To challenge stigma is to see differently.

It won’t be long before all the debris from a night of partying is removed and so I’m collecting whistles, empty soda syphon gas canisters and a crumpled five euro note that’s fallen from a pocket. I reach behind the legs of a local man, who is working on his push bike to pick up a single dusty white carnation wrapped in cellophane, tied up with a ribbon, from the street.  He looks at me as if to say ‘what the….” as I drop it into my carrier bag.  Again stigma attempts to flood in.  ‘Hang on your collecting garbage what will people think’?  I quickly realise, just like the transient population of Laganas, I don’t care what people think right now.  I have something important to say.

Back at the hotel I construct a light cube so that I can photograph each object as a still life.  Removed from the scene I can highlight what these items really represent.  As I sit on the balcony at the hotel, with my camera, it seems important that they should be lit, not by artificial flash but by the islands sunlight, the world’s sunlight.  Away from the street and on a pedestal each of the objects starts to reveal their importance and beauty. Yes it’s garbage and later I’ll be throwing it away but …

An extract from a project entitled ‘Photographs of garbage as evidence of the last vestiges of freedom’.  All content including images, writing and concept are copyright Graham Miller and must NOT be reproduced or adapted in whole or in part without express prior and written permission.  

Copyright will be vigorously protected.  

If you are interested in publishing the final article please contact me at  

Saturday, 30 March 2013

Six Percent on sale at Summerhall and the hidden embossing

It was a strange day today - went back to the gallery for the first time since the opening.  Wanted to spend some time there without people around and taking in the exhibition, curated by Antonia Laurence-Allen properly and to read the comments in the visitors book.

There had been some confusion and there were no books in the gallery shop but there are now and it didn't look out of place.  Time will tell if its something that people will want to own and take home with them.

I don't think many people have looked under the dust cover yet ;-)  Leon the printer is very proud about the blind embossing of the photohonesty logo that they did. He prefers it without the dust cover eh ?
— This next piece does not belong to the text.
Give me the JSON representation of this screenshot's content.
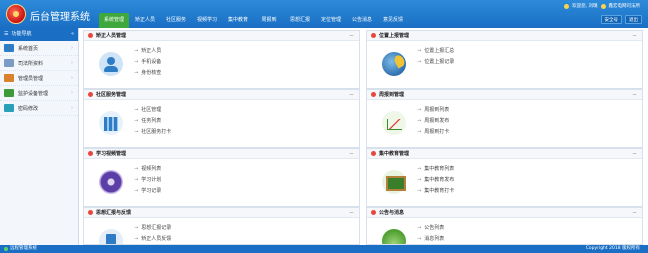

I'll be working on a some new extracts for the flipbook on the Photohonesty website as the current version is too light as it was derived from the print file (usually lighter).

Need to put together an image selection for Harry Hardie who is curating the MA show in London in May with my fellow graduates.  Called 'Not Seeing Nothing' I'm really looking forward to participating and hoping that the new friends I have made through Six Percent will be able to come along to the show and meet me.

Been trying to work out if I should try to make Six Percent available on Amazon.  The cost is high as they take a big margin but in terms of spreading the word this could be good thing.  If you feel having the book on Amazon would be a good thing let me know?  It's already on there but no available as I haven't set up an account.

Appears on Amazon as unavailable

Ross has been looking into it - some further thought required.

Here are a few photographs by way of enticing you to come along.

Some of the images in the gallery

Photos of Ruby and Darby - intro by Antonia Laurence-Allen